▶ [Activity]:
Retype every entry word for word. Omit the pictures.

Dataset excerpts
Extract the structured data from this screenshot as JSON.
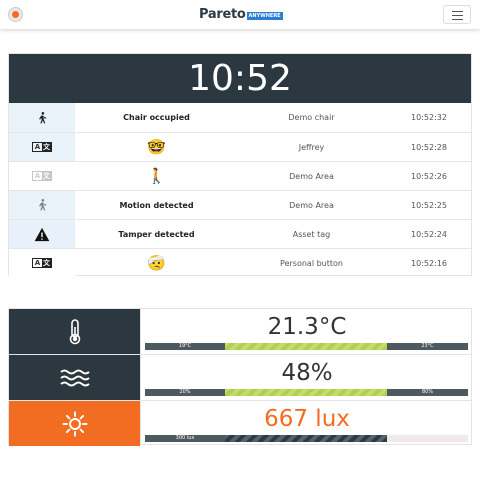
{
  "header": {
    "brand": "Pareto",
    "brand_badge": "ANYWHERE"
  },
  "clock": {
    "time": "10:52"
  },
  "events": [
    {
      "icon": "walking-person-icon",
      "name": "Chair occupied",
      "device": "Demo chair",
      "time": "10:52:32"
    },
    {
      "icon": "nerd-face-emoji",
      "name": "🤓",
      "device": "Jeffrey",
      "time": "10:52:28"
    },
    {
      "icon": "person-walking-emoji",
      "name": "🚶",
      "device": "Demo Area",
      "time": "10:52:26"
    },
    {
      "icon": "walking-person-icon",
      "name": "Motion detected",
      "device": "Demo Area",
      "time": "10:52:25"
    },
    {
      "icon": "warning-triangle-icon",
      "name": "Tamper detected",
      "device": "Asset tag",
      "time": "10:52:24"
    },
    {
      "icon": "bandaged-face-emoji",
      "name": "🤕",
      "device": "Personal button",
      "time": "10:52:16"
    }
  ],
  "sensors": [
    {
      "icon": "thermometer-icon",
      "value": "21.3°C",
      "color": "#2c383f",
      "bar": {
        "low_label": "19°C",
        "high_label": "23°C",
        "level": 0.213
      }
    },
    {
      "icon": "humidity-waves-icon",
      "value": "48%",
      "color": "#2c383f",
      "bar": {
        "low_label": "20%",
        "high_label": "80%",
        "level": 0.48
      }
    },
    {
      "icon": "sun-icon",
      "value": "667 lux",
      "color": "#f26d21",
      "bar": {
        "low_label": "300 lux",
        "level": 0.667
      }
    }
  ],
  "colors": {
    "dark": "#2c383f",
    "accent": "#f26d21",
    "ok_green": "#b3cf52"
  }
}
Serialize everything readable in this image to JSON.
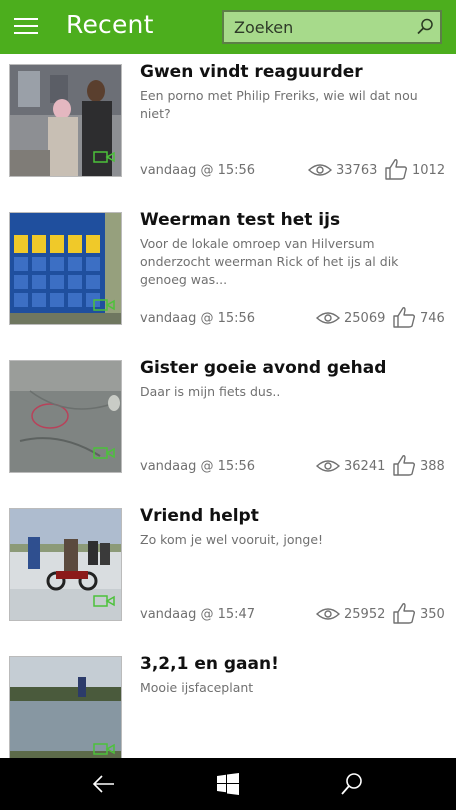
{
  "header": {
    "title": "Recent",
    "search_placeholder": "Zoeken",
    "menu_icon": "hamburger-icon",
    "search_icon": "search-icon",
    "accent_color": "#4cae1d"
  },
  "items": [
    {
      "title": "Gwen vindt reaguurder",
      "description": "Een porno met Philip Freriks, wie wil dat nou niet?",
      "date": "vandaag @ 15:56",
      "views": "33763",
      "likes": "1012"
    },
    {
      "title": "Weerman test het ijs",
      "description": "Voor de lokale omroep van Hilversum onderzocht weerman Rick of het ijs al dik genoeg was...",
      "date": "vandaag @ 15:56",
      "views": "25069",
      "likes": "746"
    },
    {
      "title": "Gister goeie avond gehad",
      "description": "Daar is mijn fiets dus..",
      "date": "vandaag @ 15:56",
      "views": "36241",
      "likes": "388"
    },
    {
      "title": "Vriend helpt",
      "description": "Zo kom je wel vooruit, jonge!",
      "date": "vandaag @ 15:47",
      "views": "25952",
      "likes": "350"
    },
    {
      "title": "3,2,1 en gaan!",
      "description": "Mooie ijsfaceplant",
      "date": "",
      "views": "",
      "likes": ""
    }
  ],
  "bottom_nav": {
    "back_icon": "back-arrow-icon",
    "home_icon": "windows-logo-icon",
    "search_icon": "search-icon"
  }
}
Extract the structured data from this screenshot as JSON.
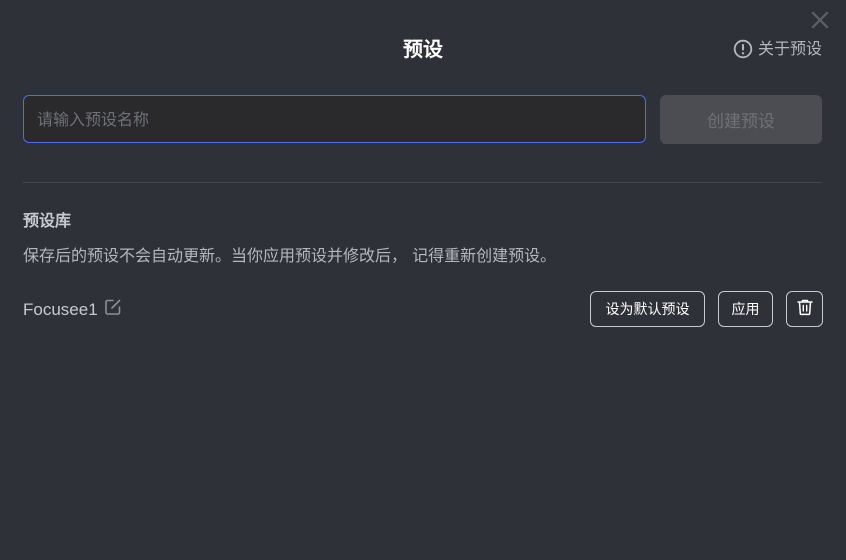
{
  "dialog": {
    "title": "预设",
    "about_label": "关于预设",
    "close_icon": "close-icon",
    "about_icon": "info-circle-icon"
  },
  "create": {
    "placeholder": "请输入预设名称",
    "value": "",
    "button_label": "创建预设"
  },
  "library": {
    "title": "预设库",
    "description": "保存后的预设不会自动更新。当你应用预设并修改后， 记得重新创建预设。",
    "presets": [
      {
        "name": "Focusee1",
        "edit_icon": "edit-icon",
        "set_default_label": "设为默认预设",
        "apply_label": "应用",
        "delete_icon": "trash-icon"
      }
    ]
  },
  "colors": {
    "background": "#2f3139",
    "accent_border": "#4a6cf0",
    "disabled_button": "#4b4d52"
  }
}
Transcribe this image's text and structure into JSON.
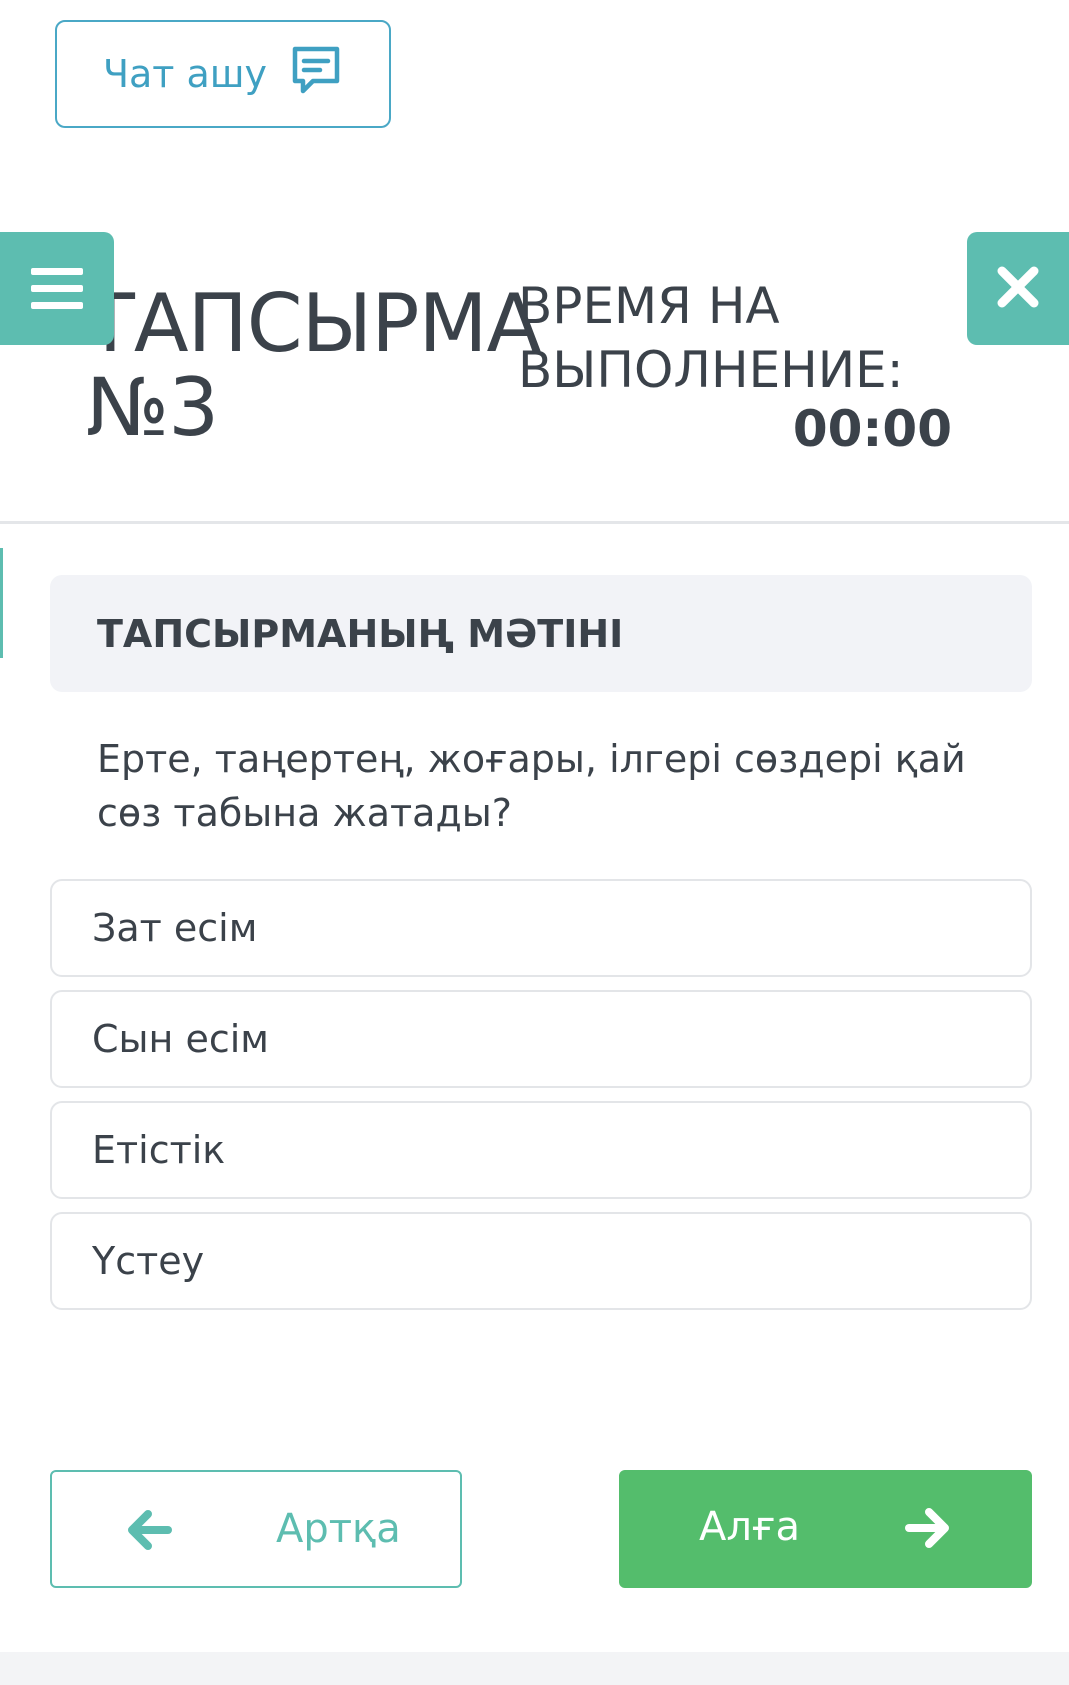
{
  "chat": {
    "label": "Чат ашу",
    "icon": "chat-icon"
  },
  "menu": {
    "icon": "hamburger-menu-icon"
  },
  "close": {
    "icon": "close-icon"
  },
  "task": {
    "title_line1": "ТАПСЫРМА",
    "title_line2": "№3"
  },
  "timer": {
    "label_line1": "ВРЕМЯ НА",
    "label_line2": "ВЫПОЛНЕНИЕ:",
    "value": "00:00"
  },
  "task_text": {
    "header": "ТАПСЫРМАНЫҢ МӘТІНІ",
    "question": "Ерте, таңертең, жоғары, ілгері сөздері қай сөз табына жатады?"
  },
  "options": [
    {
      "label": "Зат есім"
    },
    {
      "label": "Сын есім"
    },
    {
      "label": "Етістік"
    },
    {
      "label": "Үстеу"
    }
  ],
  "navigation": {
    "back_label": "Артқа",
    "back_icon": "arrow-left-icon",
    "next_label": "Алға",
    "next_icon": "arrow-right-icon"
  },
  "colors": {
    "accent_teal": "#5dbdb0",
    "chat_blue": "#3fa0c2",
    "next_green": "#54bd6c",
    "text_dark": "#3b424a"
  }
}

▶ [Exercise answer]:
Extract the structured data from this screenshot as JSON.
{
  "header": {
    "brand": "Pareto",
    "brand_badge": "ANYWHERE"
  },
  "clock": {
    "time": "10:52"
  },
  "events": [
    {
      "icon": "walking-person-icon",
      "name": "Chair occupied",
      "device": "Demo chair",
      "time": "10:52:32"
    },
    {
      "icon": "nerd-face-emoji",
      "name": "🤓",
      "device": "Jeffrey",
      "time": "10:52:28"
    },
    {
      "icon": "person-walking-emoji",
      "name": "🚶",
      "device": "Demo Area",
      "time": "10:52:26"
    },
    {
      "icon": "walking-person-icon",
      "name": "Motion detected",
      "device": "Demo Area",
      "time": "10:52:25"
    },
    {
      "icon": "warning-triangle-icon",
      "name": "Tamper detected",
      "device": "Asset tag",
      "time": "10:52:24"
    },
    {
      "icon": "bandaged-face-emoji",
      "name": "🤕",
      "device": "Personal button",
      "time": "10:52:16"
    }
  ],
  "sensors": [
    {
      "icon": "thermometer-icon",
      "value": "21.3°C",
      "color": "#2c383f",
      "bar": {
        "low_label": "19°C",
        "high_label": "23°C",
        "level": 0.213
      }
    },
    {
      "icon": "humidity-waves-icon",
      "value": "48%",
      "color": "#2c383f",
      "bar": {
        "low_label": "20%",
        "high_label": "80%",
        "level": 0.48
      }
    },
    {
      "icon": "sun-icon",
      "value": "667 lux",
      "color": "#f26d21",
      "bar": {
        "low_label": "300 lux",
        "level": 0.667
      }
    }
  ],
  "colors": {
    "dark": "#2c383f",
    "accent": "#f26d21",
    "ok_green": "#b3cf52"
  }
}
Serialize everything readable in this image to JSON.
{
  "header": {
    "title": "Recent",
    "search_placeholder": "Zoeken",
    "menu_icon": "hamburger-icon",
    "search_icon": "search-icon",
    "accent_color": "#4cae1d"
  },
  "items": [
    {
      "title": "Gwen vindt reaguurder",
      "description": "Een porno met Philip Freriks, wie wil dat nou niet?",
      "date": "vandaag @ 15:56",
      "views": "33763",
      "likes": "1012"
    },
    {
      "title": "Weerman test het ijs",
      "description": "Voor de lokale omroep van Hilversum onderzocht weerman Rick of het ijs al dik genoeg was...",
      "date": "vandaag @ 15:56",
      "views": "25069",
      "likes": "746"
    },
    {
      "title": "Gister goeie avond gehad",
      "description": "Daar is mijn fiets dus..",
      "date": "vandaag @ 15:56",
      "views": "36241",
      "likes": "388"
    },
    {
      "title": "Vriend helpt",
      "description": "Zo kom je wel vooruit, jonge!",
      "date": "vandaag @ 15:47",
      "views": "25952",
      "likes": "350"
    },
    {
      "title": "3,2,1 en gaan!",
      "description": "Mooie ijsfaceplant",
      "date": "",
      "views": "",
      "likes": ""
    }
  ],
  "bottom_nav": {
    "back_icon": "back-arrow-icon",
    "home_icon": "windows-logo-icon",
    "search_icon": "search-icon"
  }
}
Extract the structured data from this screenshot as JSON.
{
  "dialog": {
    "title": "预设",
    "about_label": "关于预设",
    "close_icon": "close-icon",
    "about_icon": "info-circle-icon"
  },
  "create": {
    "placeholder": "请输入预设名称",
    "value": "",
    "button_label": "创建预设"
  },
  "library": {
    "title": "预设库",
    "description": "保存后的预设不会自动更新。当你应用预设并修改后， 记得重新创建预设。",
    "presets": [
      {
        "name": "Focusee1",
        "edit_icon": "edit-icon",
        "set_default_label": "设为默认预设",
        "apply_label": "应用",
        "delete_icon": "trash-icon"
      }
    ]
  },
  "colors": {
    "background": "#2f3139",
    "accent_border": "#4a6cf0",
    "disabled_button": "#4b4d52"
  }
}
Transcribe this image's text and structure into JSON.
{
  "chat": {
    "label": "Чат ашу",
    "icon": "chat-icon"
  },
  "menu": {
    "icon": "hamburger-menu-icon"
  },
  "close": {
    "icon": "close-icon"
  },
  "task": {
    "title_line1": "ТАПСЫРМА",
    "title_line2": "№3"
  },
  "timer": {
    "label_line1": "ВРЕМЯ НА",
    "label_line2": "ВЫПОЛНЕНИЕ:",
    "value": "00:00"
  },
  "task_text": {
    "header": "ТАПСЫРМАНЫҢ МӘТІНІ",
    "question": "Ерте, таңертең, жоғары, ілгері сөздері қай сөз табына жатады?"
  },
  "options": [
    {
      "label": "Зат есім"
    },
    {
      "label": "Сын есім"
    },
    {
      "label": "Етістік"
    },
    {
      "label": "Үстеу"
    }
  ],
  "navigation": {
    "back_label": "Артқа",
    "back_icon": "arrow-left-icon",
    "next_label": "Алға",
    "next_icon": "arrow-right-icon"
  },
  "colors": {
    "accent_teal": "#5dbdb0",
    "chat_blue": "#3fa0c2",
    "next_green": "#54bd6c",
    "text_dark": "#3b424a"
  }
}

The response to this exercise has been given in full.